After nightfall we all took turns throwing the hatchets at a wooden target Tequila Mike made, and dragged from the back of his pickup. A flagon of rum was screwed into the sand, the night air was warm, and calypso music could be heard over the water from the Carnival celebrations. It was precisely what we came here to do. But then the mood changed. Tequila Mike started talking about patrols.

“We need a few sorties,” he’d say, lobbing hatchets at the target. “You know?” his wild eyes would ask. “Sorties.”

Sean and I nodded passively, hoping this idea would disperse, or one of the other Mutineers would change the topic, but this would not be the case. With a head full of fermented sugar cane and molasses I found myself heaving my body into the back of Tequila Mike’s pickup with a bunch of middle-aged men dressed as pirates. It was time for a sortie. I knew, with a heavy sense of dysphoria, that this could only end in regret . . . and perhaps a fine.

So we headed off into the jungle roads, the place where the thugs liked to barricade both lanes with an old Cutlass, and force you to empty your pockets. Racing down the dark roads, squealing rubber with Tequila Mike white-knuckled on the wheel, I began to think of the utter lack of honor that accompanies death via rolled pickups through a Caribbean jungle with a bunch of drunken pirates. It was like some sick satire. And I started to consider jumping for freedom once the truck slowed enough into a hairpin turn, but then Tequila Mike stomped the brakes. All of us in the truck bed lurched forward, confused. Over the cab I made out dark silhouettes in our headlights. I think I heard Sean mumble an expletive and whimper. I looked again and saw the silhouettes held machetes.

This is the moment that in between struggling not to swallow your tongue and/or defecating, you have critical self-doubts and damnations. Questions and scenarios begin to form, and the endgame is always grim. Immediately I braced for Tequila Mike to whip the pickup around and shoot back the way we came, but he didn’t. He killed the engine!

And then came the screams.

These were not screams of fear, but of ferocity and drunken hubris. The entire pickup emptied of enraged pirates brandishing antique weaponry, charging the barricade. It was like what those hunkered in the Ardennes must have witnessed, a platoon of Nazis jacked on methamphetamines scrambling like demons across the battlefield.

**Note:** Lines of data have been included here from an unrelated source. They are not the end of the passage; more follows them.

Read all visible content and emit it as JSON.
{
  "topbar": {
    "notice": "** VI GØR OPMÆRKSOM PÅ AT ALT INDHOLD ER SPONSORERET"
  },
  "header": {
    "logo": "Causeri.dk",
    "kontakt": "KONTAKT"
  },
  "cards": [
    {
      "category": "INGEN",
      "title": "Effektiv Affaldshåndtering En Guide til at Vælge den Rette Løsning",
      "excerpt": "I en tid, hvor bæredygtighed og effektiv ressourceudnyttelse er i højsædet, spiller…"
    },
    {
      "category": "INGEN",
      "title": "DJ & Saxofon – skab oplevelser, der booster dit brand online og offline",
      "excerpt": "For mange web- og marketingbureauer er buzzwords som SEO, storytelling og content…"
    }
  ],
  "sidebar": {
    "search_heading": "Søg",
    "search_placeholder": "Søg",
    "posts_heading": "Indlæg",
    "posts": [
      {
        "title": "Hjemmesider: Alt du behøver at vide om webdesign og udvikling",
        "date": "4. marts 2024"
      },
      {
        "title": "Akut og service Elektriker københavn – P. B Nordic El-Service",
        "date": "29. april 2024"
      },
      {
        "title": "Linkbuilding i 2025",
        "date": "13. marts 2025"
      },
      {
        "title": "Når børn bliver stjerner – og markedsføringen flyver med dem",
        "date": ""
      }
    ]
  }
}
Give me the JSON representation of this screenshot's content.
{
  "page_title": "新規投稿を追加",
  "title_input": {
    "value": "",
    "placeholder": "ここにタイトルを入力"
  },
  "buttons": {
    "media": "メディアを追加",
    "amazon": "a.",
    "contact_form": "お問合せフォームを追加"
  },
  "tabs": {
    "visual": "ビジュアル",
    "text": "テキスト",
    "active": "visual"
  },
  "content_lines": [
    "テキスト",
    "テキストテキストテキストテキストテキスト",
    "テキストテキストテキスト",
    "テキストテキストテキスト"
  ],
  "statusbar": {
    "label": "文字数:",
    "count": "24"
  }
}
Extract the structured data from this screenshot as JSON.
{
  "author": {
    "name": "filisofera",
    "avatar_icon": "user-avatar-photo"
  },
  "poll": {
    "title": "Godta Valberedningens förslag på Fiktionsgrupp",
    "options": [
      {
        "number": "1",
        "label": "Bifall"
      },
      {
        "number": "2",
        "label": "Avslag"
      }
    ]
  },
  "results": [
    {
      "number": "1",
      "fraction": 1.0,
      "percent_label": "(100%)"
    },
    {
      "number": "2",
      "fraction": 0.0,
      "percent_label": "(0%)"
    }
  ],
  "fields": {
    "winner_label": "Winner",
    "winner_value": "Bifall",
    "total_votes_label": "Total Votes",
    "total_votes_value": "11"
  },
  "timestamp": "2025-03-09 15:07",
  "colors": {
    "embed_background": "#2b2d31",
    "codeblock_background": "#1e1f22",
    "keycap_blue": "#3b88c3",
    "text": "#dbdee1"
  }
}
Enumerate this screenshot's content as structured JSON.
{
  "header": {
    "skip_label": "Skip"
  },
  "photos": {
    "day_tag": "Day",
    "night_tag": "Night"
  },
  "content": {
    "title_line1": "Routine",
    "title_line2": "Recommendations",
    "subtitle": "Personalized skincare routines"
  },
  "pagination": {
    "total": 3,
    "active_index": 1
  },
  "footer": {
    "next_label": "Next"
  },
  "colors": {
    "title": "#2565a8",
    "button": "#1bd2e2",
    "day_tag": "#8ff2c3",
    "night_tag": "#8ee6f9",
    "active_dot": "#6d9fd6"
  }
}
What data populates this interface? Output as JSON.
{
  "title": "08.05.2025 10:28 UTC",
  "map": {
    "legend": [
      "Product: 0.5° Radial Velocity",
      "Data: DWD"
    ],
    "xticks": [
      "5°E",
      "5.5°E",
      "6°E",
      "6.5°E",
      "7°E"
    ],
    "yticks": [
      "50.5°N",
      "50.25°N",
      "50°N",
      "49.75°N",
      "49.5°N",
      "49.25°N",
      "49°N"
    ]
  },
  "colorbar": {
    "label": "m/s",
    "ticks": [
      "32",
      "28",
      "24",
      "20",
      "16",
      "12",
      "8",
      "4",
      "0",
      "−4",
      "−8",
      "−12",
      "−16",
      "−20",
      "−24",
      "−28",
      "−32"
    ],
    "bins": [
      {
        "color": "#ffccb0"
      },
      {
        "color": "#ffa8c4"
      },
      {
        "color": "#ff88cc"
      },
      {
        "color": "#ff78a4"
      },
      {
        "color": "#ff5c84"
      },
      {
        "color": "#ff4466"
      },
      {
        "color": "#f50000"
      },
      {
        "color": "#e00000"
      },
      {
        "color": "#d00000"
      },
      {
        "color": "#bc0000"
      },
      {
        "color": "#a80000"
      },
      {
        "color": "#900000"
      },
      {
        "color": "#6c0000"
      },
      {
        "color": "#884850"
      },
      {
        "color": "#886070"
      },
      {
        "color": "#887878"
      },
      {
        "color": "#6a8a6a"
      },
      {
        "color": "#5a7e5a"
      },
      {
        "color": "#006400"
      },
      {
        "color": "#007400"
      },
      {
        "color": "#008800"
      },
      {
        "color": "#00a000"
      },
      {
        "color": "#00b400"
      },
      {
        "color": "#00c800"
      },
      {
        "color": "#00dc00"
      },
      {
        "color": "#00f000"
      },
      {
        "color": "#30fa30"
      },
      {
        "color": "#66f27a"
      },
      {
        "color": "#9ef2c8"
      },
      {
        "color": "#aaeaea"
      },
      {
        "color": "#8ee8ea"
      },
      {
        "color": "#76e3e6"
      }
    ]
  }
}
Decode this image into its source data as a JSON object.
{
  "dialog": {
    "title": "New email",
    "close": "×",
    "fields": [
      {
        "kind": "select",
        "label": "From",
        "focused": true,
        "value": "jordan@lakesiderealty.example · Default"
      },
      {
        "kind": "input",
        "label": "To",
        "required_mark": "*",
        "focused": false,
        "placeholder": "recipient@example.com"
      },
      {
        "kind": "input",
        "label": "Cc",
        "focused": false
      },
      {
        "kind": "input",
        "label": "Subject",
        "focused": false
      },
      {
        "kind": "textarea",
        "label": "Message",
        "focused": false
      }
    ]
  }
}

It was bewildering, and not just to Sean and I. The thugs ready for easy loot panicked, bolting back to their car. One man, the farthest forward, seemed frozen as the pirates’ charge neared. What must he have thought? The sea-marauding ghosts of centuries past emptying out of a Ford pickup at 3a.m. could only instill massive trepidation and conflicting realities. Tequila Mike had his rapier over his head, spinning the blade with every step. Everyone howled. And then Tequila Mike lunged at the lone thug, breaking the point of his rapier off into the man’s thigh, causing him to drop his machete. I heard a yelp, and the tatter of dropped steel.

The car used as the barricade chirped away, racing into the dark with a cloud of exhaust. The lone thug turned and sprinted into the night, chasing the twin taillights into the dark fog. Tequila Mike and his Mutineers cheered as they piled back into the pickup, started the engine, and headed back to Calvin’s shack. The deed was done and libations were needed. The sick adventure was over. Sean and I had become mutineers, for good or ill”and most surely the latter.

Jake Lee Hannes